In recent years considerable progress has been made in the area of face recognition. Through the development of techniques like Eigenfaces computers can now outperform humans in many face recognition tasks, particularly those in which large databases of faces must be searched.
Whilst these methods performs extremely well under constrained conditions, the problem of face recognition under gross variations remains largely unsolved. This thesis details the development of a real-time face recognition system aimed to operate in less constrained environments. The system is capable of single scale recognition with an accuracy of 94% at 2 frames-per-second. A description is given on the issues and problems faced during the development of this system with particular focus on the difficulties encountered in multi-scale recognition.

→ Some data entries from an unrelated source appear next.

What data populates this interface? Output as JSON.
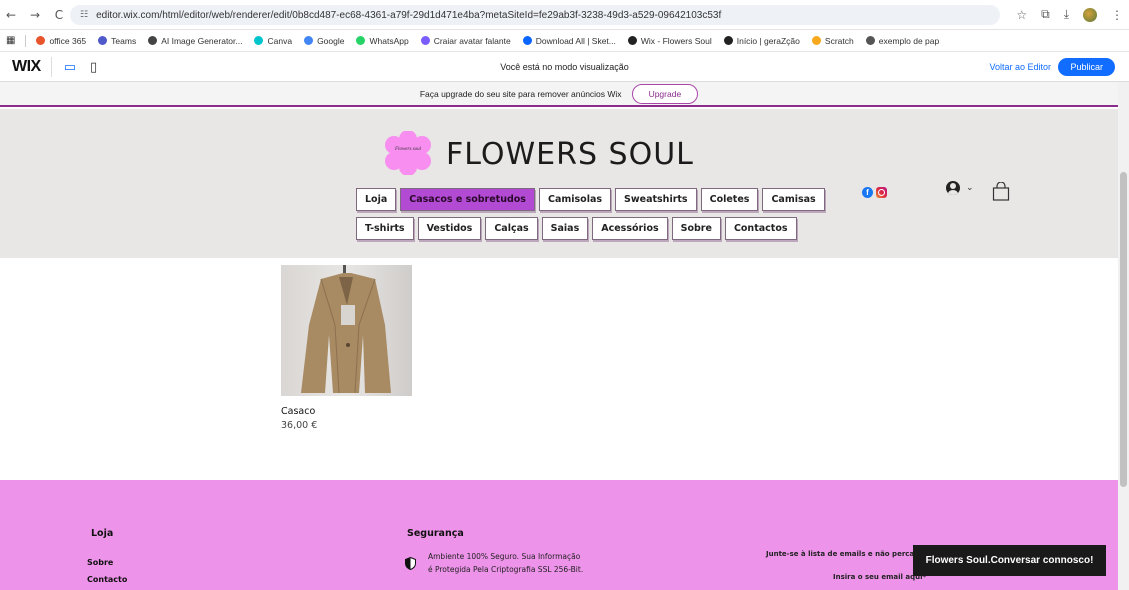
{
  "browser": {
    "url": "editor.wix.com/html/editor/web/renderer/edit/0b8cd487-ec68-4361-a79f-29d1d471e4ba?metaSiteId=fe29ab3f-3238-49d3-a529-09642103c53f",
    "back_icon": "←",
    "forward_icon": "→",
    "reload_icon": "C",
    "bookmarks": [
      {
        "label": "office 365",
        "color": "#e8542c"
      },
      {
        "label": "Teams",
        "color": "#5059c9"
      },
      {
        "label": "AI Image Generator...",
        "color": "#444444"
      },
      {
        "label": "Canva",
        "color": "#00c4cc"
      },
      {
        "label": "Google",
        "color": "#4285f4"
      },
      {
        "label": "WhatsApp",
        "color": "#25d366"
      },
      {
        "label": "Craiar avatar falante",
        "color": "#7b5cff"
      },
      {
        "label": "Download All | Sket...",
        "color": "#0a66ff"
      },
      {
        "label": "Wix - Flowers Soul",
        "color": "#222222"
      },
      {
        "label": "Início | geraZção",
        "color": "#222222"
      },
      {
        "label": "Scratch",
        "color": "#f7a81b"
      },
      {
        "label": "exemplo de pap",
        "color": "#555555"
      }
    ]
  },
  "wix_bar": {
    "logo": "WIX",
    "mode_text": "Você está no modo visualização",
    "back_to_editor": "Voltar ao Editor",
    "publish": "Publicar"
  },
  "upgrade": {
    "text": "Faça upgrade do seu site para remover anúncios Wix",
    "button": "Upgrade"
  },
  "site": {
    "logo_text": "Flowers soul",
    "brand": "FLOWERS SOUL",
    "menu_row1": [
      "Loja",
      "Casacos e sobretudos",
      "Camisolas",
      "Sweatshirts",
      "Coletes",
      "Camisas"
    ],
    "menu_row2": [
      "T-shirts",
      "Vestidos",
      "Calças",
      "Saias",
      "Acessórios",
      "Sobre",
      "Contactos"
    ],
    "active_menu": "Casacos e sobretudos"
  },
  "product": {
    "name": "Casaco",
    "price": "36,00 €"
  },
  "footer": {
    "col1_head": "Loja",
    "col1_links": [
      "Sobre",
      "Contacto"
    ],
    "col2_head": "Segurança",
    "col2_line1": "Ambiente 100% Seguro. Sua Informação",
    "col2_line2": "é Protegida Pela Criptografia SSL 256-Bit.",
    "newsletter": "Junte-se à lista de emails e não perca as",
    "email_placeholder": "Insira o seu email aqui*",
    "chat": "Flowers Soul.Conversar connosco!"
  },
  "colors": {
    "accent": "#b24ad4",
    "footer_bg": "#ee93ea",
    "wix_blue": "#116dff"
  }
}
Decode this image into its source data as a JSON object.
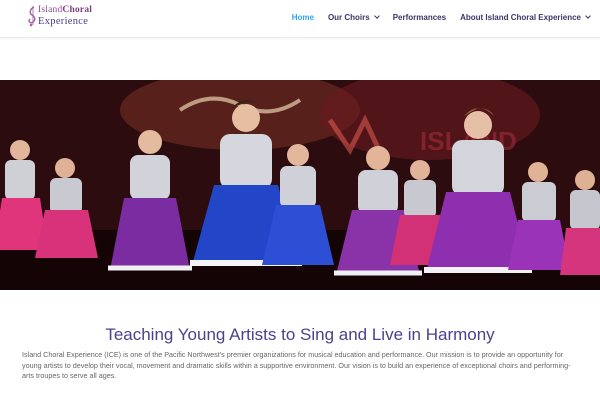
{
  "brand": {
    "line1_prefix": "Island",
    "line1_bold": "Choral",
    "line2": "Experience"
  },
  "nav": {
    "items": [
      {
        "label": "Home",
        "active": true,
        "dropdown": false
      },
      {
        "label": "Our Choirs",
        "active": false,
        "dropdown": true
      },
      {
        "label": "Performances",
        "active": false,
        "dropdown": false
      },
      {
        "label": "About Island Choral Experience",
        "active": false,
        "dropdown": true
      }
    ],
    "active_color": "#2ea3f2",
    "text_color": "#3c3565"
  },
  "hero": {
    "description": "Photo of young performers in silver jackets and sequined dresses dancing on stage"
  },
  "content": {
    "title": "Teaching Young Artists to Sing and Live in Harmony",
    "body": "Island Choral Experience (ICE) is one of the Pacific Northwest's premier organizations for musical education and performance. Our mission is to provide an opportunity for young artists to develop their vocal, movement and dramatic skills within a supportive environment. Our vision is to build an experience of exceptional choirs and performing-arts troupes to serve all ages."
  },
  "colors": {
    "title": "#4e3f8e",
    "body_text": "#666666"
  }
}
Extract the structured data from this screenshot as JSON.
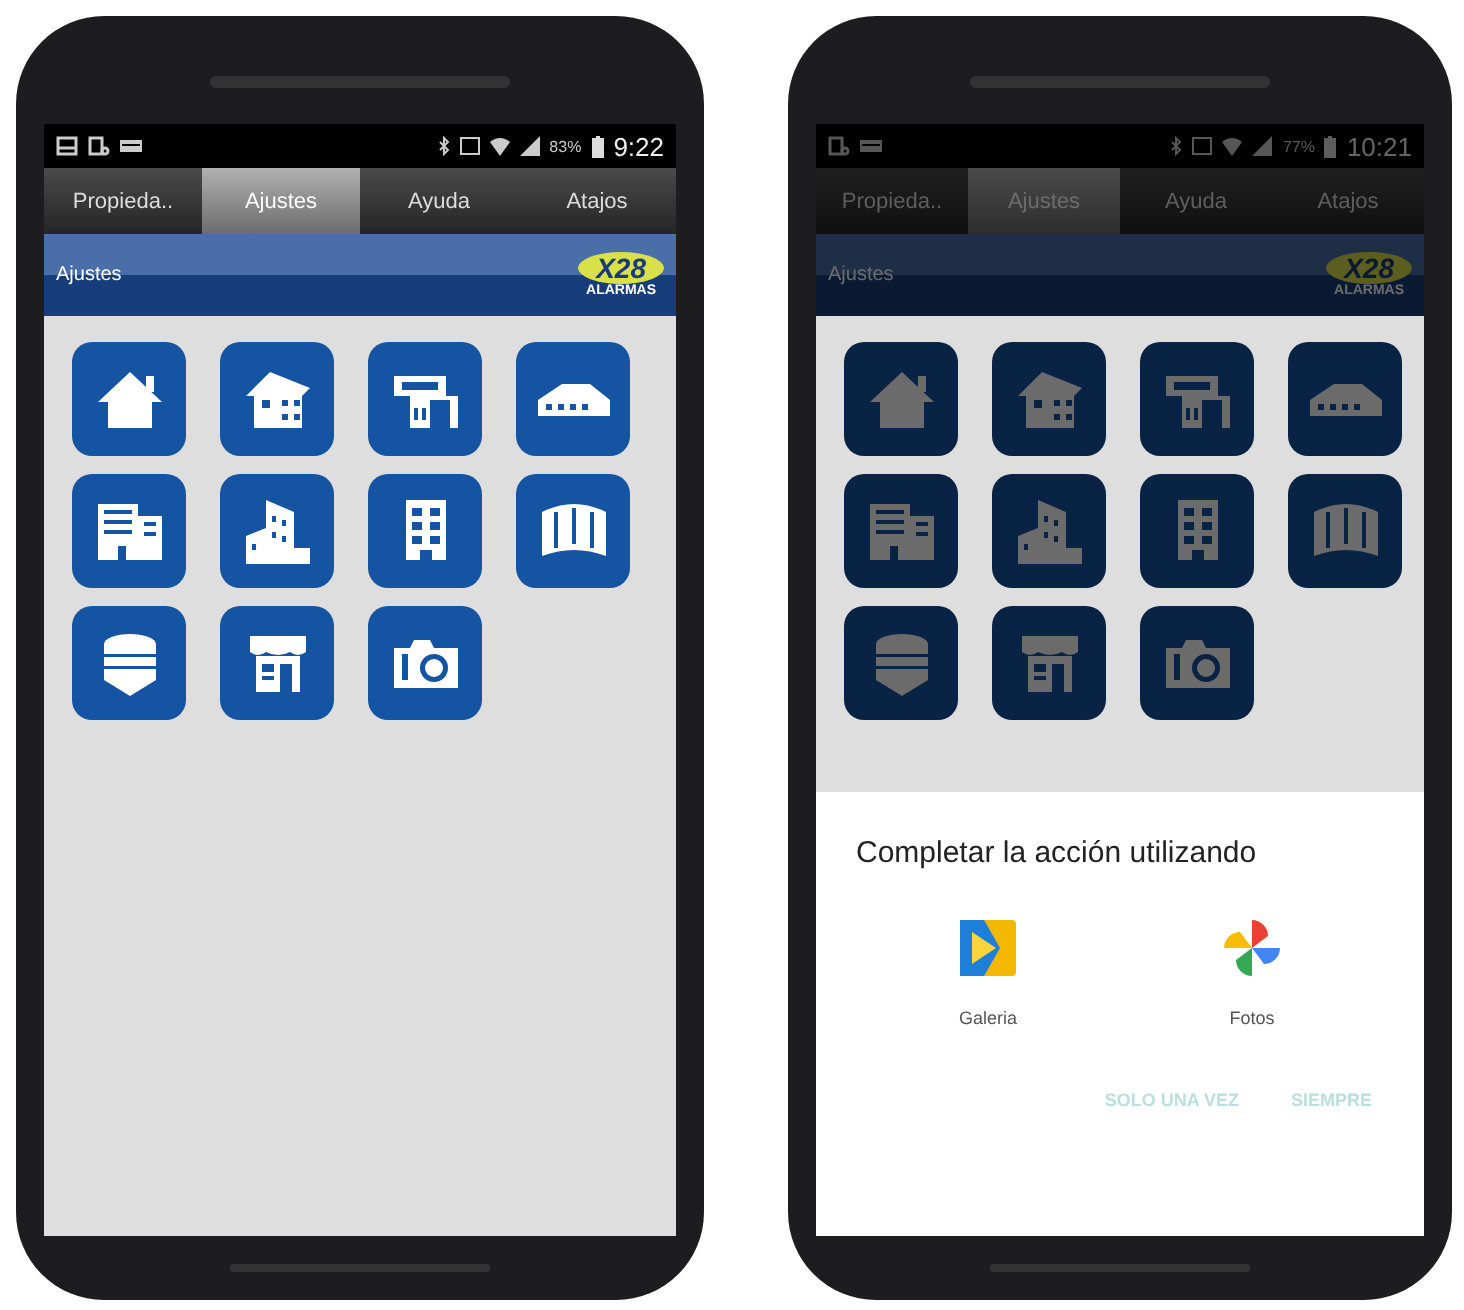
{
  "phones": [
    {
      "dimmed": false,
      "status_bar": {
        "notifications": [
          {
            "kind": "image"
          },
          {
            "kind": "download"
          },
          {
            "kind": "message"
          }
        ],
        "battery": "83%",
        "time": "9:22"
      },
      "tabs": [
        {
          "label": "Propieda..",
          "selected": false
        },
        {
          "label": "Ajustes",
          "selected": true
        },
        {
          "label": "Ayuda",
          "selected": false
        },
        {
          "label": "Atajos",
          "selected": false
        }
      ],
      "header": {
        "title": "Ajustes",
        "logo_text": "X28",
        "logo_subtext": "ALARMAS"
      },
      "tiles": [
        {
          "kind": "house"
        },
        {
          "kind": "cottage"
        },
        {
          "kind": "villa"
        },
        {
          "kind": "warehouse"
        },
        {
          "kind": "office"
        },
        {
          "kind": "tower"
        },
        {
          "kind": "apartment"
        },
        {
          "kind": "curved"
        },
        {
          "kind": "round"
        },
        {
          "kind": "shop"
        },
        {
          "kind": "camera"
        }
      ]
    },
    {
      "dimmed": true,
      "status_bar": {
        "notifications": [
          {
            "kind": "download"
          },
          {
            "kind": "message"
          }
        ],
        "battery": "77%",
        "time": "10:21"
      },
      "tabs": [
        {
          "label": "Propieda..",
          "selected": false
        },
        {
          "label": "Ajustes",
          "selected": true
        },
        {
          "label": "Ayuda",
          "selected": false
        },
        {
          "label": "Atajos",
          "selected": false
        }
      ],
      "header": {
        "title": "Ajustes",
        "logo_text": "X28",
        "logo_subtext": "ALARMAS"
      },
      "tiles": [
        {
          "kind": "house"
        },
        {
          "kind": "cottage"
        },
        {
          "kind": "villa"
        },
        {
          "kind": "warehouse"
        },
        {
          "kind": "office"
        },
        {
          "kind": "tower"
        },
        {
          "kind": "apartment"
        },
        {
          "kind": "curved"
        },
        {
          "kind": "round"
        },
        {
          "kind": "shop"
        },
        {
          "kind": "camera"
        }
      ],
      "dialog": {
        "title": "Completar la acción utilizando",
        "apps": [
          {
            "kind": "gallery",
            "label": "Galeria"
          },
          {
            "kind": "pinwheel",
            "label": "Fotos"
          }
        ],
        "buttons": [
          {
            "label": "SOLO UNA VEZ",
            "disabled": true
          },
          {
            "label": "SIEMPRE",
            "disabled": true
          }
        ]
      }
    }
  ]
}
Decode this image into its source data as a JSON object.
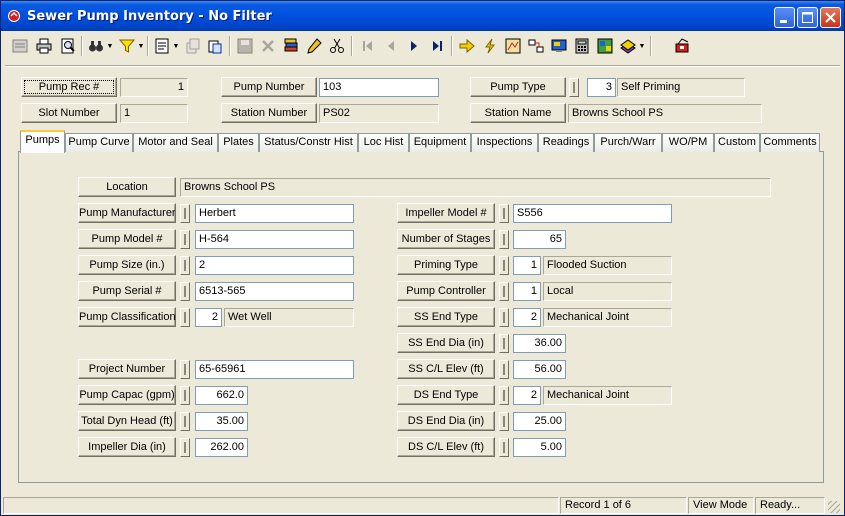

It is concluded that: Eigenfaces are an excellent basis for face recognition system, providing high recognition accuracy and moderate insensitivity to lighting variations; Eigenfaces are sensitive to scale reductions of less than 88% and rotations of more than 10 degrees. Hence it is essential that good scale and rotation normalization algorithms be applied prior to recognition.
An overview of leading-edge developments in face recognition is given and conclusions drawn on where future research should be focused.